Sat. Aug 24th, 2019

Frankenstein food firm ‘quits’ Europe: U.S. giant surrenders in face of public suspicion over its pesticide-resistant GM crops

4 min read

  • Only a  quarter of Britons support the introduction of GM crops
  • But the  Government has thrown its weight behind their use

By  Fiona Macrae

PUBLISHED: 17:45 EST, 18  July 2013 |  UPDATED: 17:45 EST, 18 July 2013

GM giant Monsanto is effectively pulling out  of Europe after years of delays in trying to secure  approval for  ‘Frankenstein food’ crops.

The US-based company is dropping all of its  requests to launch insect and pesticide-resistant forms of corn, sugar beet and  soya beans.

Campaigners said Monsanto had simply realised  that the vast majority of people in Europe would not eat the foods.

Mass opposition: Protesters stage a sit-in against GM foods last year. Monsanto is dropping all of its requests to launch insect and pesticide-resistant forms of corn, sugar beet and soya beans because of opposition 

Opposition: Protesters stage a sit-in  against GM foods  last year. Monsanto is dropping all of its requests to  launch insect and  pesticide-resistant forms of corn, sugar beet and soya beans because of public  suspicion

The decision will be a blow to Britain’s  fledgling GM industry which has been championed by ministers in recent  weeks.

So far, biotech firms have been deterred from  growing GM crops in Europe by the tightest controls in the world.

But the Environment Secretary, Science  Minister and chief scientist have all publicly given the crops their  blessing.

 

Only last month, Environment Secretary Owen  Paterson said Brussels was putting British jobs at risk by dragging its feet  over GM crops.

He also made the extraordinary claim that  millions of children in the developing world are ‘dying or going blind’ because  the controversial technique has not been more widely adopted.

However, the public remains deeply suspicious  of GM foods.

A survey by the Food Standards Agency last  year found two in three believe food from animals given a GM diet should be  labelled as such.

And a British Science Association study  showed public support for so-called ‘Frankenstein foods’ declining from 46 per  cent in 2002 to only 27 per cent now.

Biohazard: The public remains deeply suspicious of GM foods, with only just over a quarter indicating they support them despite efforts by Government claims that not using them will put British jobs at risk 

Biohazard: The public remains deeply suspicious  of GM  foods, with only just over a quarter indicating they support them  despite  efforts by Government claims that not using them will put  British jobs at  risk

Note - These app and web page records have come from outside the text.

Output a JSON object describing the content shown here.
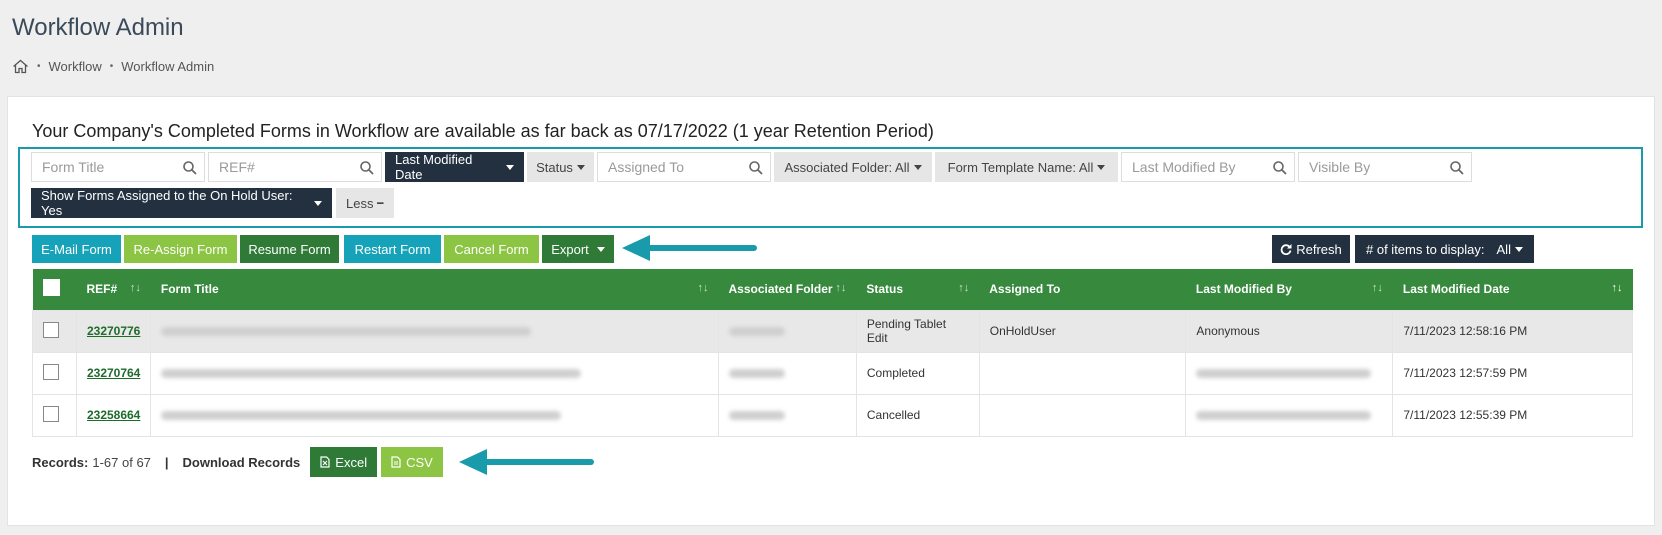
{
  "page": {
    "title": "Workflow Admin"
  },
  "breadcrumb": {
    "items": [
      "Workflow",
      "Workflow Admin"
    ]
  },
  "retention_text": "Your Company's Completed Forms in Workflow are available as far back as 07/17/2022 (1 year Retention Period)",
  "filters": {
    "form_title_placeholder": "Form Title",
    "ref_placeholder": "REF#",
    "last_modified_date": "Last Modified Date",
    "status": "Status",
    "assigned_to_placeholder": "Assigned To",
    "associated_folder": "Associated Folder: All",
    "form_template_name": "Form Template Name: All",
    "last_modified_by_placeholder": "Last Modified By",
    "visible_by_placeholder": "Visible By",
    "on_hold": "Show Forms Assigned to the On Hold User: Yes",
    "less": "Less"
  },
  "actions": {
    "email": "E-Mail Form",
    "reassign": "Re-Assign Form",
    "resume": "Resume Form",
    "restart": "Restart Form",
    "cancel": "Cancel Form",
    "export": "Export",
    "refresh": "Refresh",
    "items_display_label": "# of items to display:",
    "items_display_value": "All"
  },
  "table": {
    "columns": [
      "REF#",
      "Form Title",
      "Associated Folder",
      "Status",
      "Assigned To",
      "Last Modified By",
      "Last Modified Date"
    ],
    "rows": [
      {
        "ref": "23270776",
        "status": "Pending Tablet Edit",
        "assigned_to": "OnHoldUser",
        "modified_by": "Anonymous",
        "modified_date": "7/11/2023 12:58:16 PM"
      },
      {
        "ref": "23270764",
        "status": "Completed",
        "assigned_to": "",
        "modified_by": "",
        "modified_date": "7/11/2023 12:57:59 PM"
      },
      {
        "ref": "23258664",
        "status": "Cancelled",
        "assigned_to": "",
        "modified_by": "",
        "modified_date": "7/11/2023 12:55:39 PM"
      }
    ]
  },
  "footer": {
    "records_label": "Records:",
    "records_value": "1-67 of 67",
    "divider": "|",
    "download_label": "Download Records",
    "excel": "Excel",
    "csv": "CSV"
  },
  "colors": {
    "header_green": "#37893d",
    "teal": "#16a2b8",
    "lime": "#8cc443",
    "dark_green": "#2f7a37",
    "navy": "#223040"
  },
  "icons": [
    "home-icon",
    "search-icon",
    "caret-down-icon",
    "minus-icon",
    "refresh-icon",
    "sort-icon",
    "excel-file-icon",
    "csv-file-icon",
    "arrow-icon"
  ]
}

Campaign groups have raised concerns over  ministers’ secret meetings with GM lobby groups – details of which emerged  following freedom of information requests. EU member states have long been split  on GM, leading to delays in the licensing of new strains.

Only a handful of applications have been  approved and the seven being withdrawn by Monsanto have been lodged for a  cumulative total of 50 years.

Its European arm will now focus on  conventional crops and weed killer. Other GM companies, such as Bayer  CropScience, Syngenta and BASF have also scaled back or dropped efforts to get  crops accepted in Europe.

The Mail has campaigned against the introduction of GM foods in Britain

Earlier this year German firm BASF abandoned  plans for blight-resistant potatoes.

Peter Melchett, the Soil Association’s policy  director, said: ‘The fact is that there is no commercial market for GM food in  Europe, and therefore no commercial reason for farmers to grow GM  crops.’

Campaign group GM Freeze welcomed Monsanto’s  announcement but pointed out the firm’s GM crops will still be used in animal  feed and biofuels.

Most meat, milk and eggs sold in British  supermarkets come from animals that at some point have been given GM feed  imported from the Americas.

The decision will not affect Monsanto’s  existing European GM crop, an insect-resistant maize. MON 810 is Europe’s only  genetically-modified plant cultivated commercially and is grown for animal feed  in Spain.

Globally, more than 12 per cent of the  world’s arable crops are devoted to GM crops.

David Cameron is concerned Europe risks being  ‘left behind’ after Monsanto’s decision. His official spokesman said: ‘While the  rest of the world is reaping the benefits of new technologies, Europe risks  being left behind. We cannot afford to let that happen.

Read more: http://www.dailymail.co.uk/news/article-2369722/Frankenstein-food-firm-quits-Europe-U-S-giant-surrenders-face-public-suspicion-pesticide-resistant-GM-crops.html#ixzz2ZSzFndRF Follow us: @MailOnline on Twitter | DailyMail on Facebook

Copyright © All rights reserved. Newsphere by AF themes.